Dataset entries
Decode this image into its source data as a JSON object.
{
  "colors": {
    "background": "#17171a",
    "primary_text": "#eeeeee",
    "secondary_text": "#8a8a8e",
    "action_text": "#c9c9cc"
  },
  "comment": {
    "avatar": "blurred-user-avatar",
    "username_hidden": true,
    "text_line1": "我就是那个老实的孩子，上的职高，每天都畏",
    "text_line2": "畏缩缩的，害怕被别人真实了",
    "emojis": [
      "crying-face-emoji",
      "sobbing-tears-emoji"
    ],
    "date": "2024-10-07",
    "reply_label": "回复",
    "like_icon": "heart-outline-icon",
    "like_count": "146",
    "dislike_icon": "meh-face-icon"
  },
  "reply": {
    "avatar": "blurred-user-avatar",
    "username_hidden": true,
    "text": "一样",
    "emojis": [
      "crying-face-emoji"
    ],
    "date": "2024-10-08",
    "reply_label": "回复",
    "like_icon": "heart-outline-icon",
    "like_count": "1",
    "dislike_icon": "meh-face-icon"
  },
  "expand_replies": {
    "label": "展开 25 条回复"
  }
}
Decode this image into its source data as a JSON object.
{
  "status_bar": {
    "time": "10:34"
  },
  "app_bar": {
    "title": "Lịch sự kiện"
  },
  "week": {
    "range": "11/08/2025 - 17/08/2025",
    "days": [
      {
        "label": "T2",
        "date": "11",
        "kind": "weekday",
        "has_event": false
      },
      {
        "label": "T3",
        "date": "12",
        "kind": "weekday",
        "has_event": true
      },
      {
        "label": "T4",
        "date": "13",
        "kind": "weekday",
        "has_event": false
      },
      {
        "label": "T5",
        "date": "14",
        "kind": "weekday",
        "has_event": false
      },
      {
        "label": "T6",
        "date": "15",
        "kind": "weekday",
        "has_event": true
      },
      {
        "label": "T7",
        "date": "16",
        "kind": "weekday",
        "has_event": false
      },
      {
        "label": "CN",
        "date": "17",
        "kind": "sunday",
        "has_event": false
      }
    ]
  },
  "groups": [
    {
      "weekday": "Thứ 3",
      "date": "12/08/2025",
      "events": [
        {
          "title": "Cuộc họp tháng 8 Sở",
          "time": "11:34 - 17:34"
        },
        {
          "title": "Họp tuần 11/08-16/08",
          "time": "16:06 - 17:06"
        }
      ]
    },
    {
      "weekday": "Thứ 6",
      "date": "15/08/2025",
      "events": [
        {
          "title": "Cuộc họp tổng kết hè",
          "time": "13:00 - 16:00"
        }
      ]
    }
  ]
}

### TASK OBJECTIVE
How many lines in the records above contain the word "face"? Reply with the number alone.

### RESULT OF THIS EXERCISE
4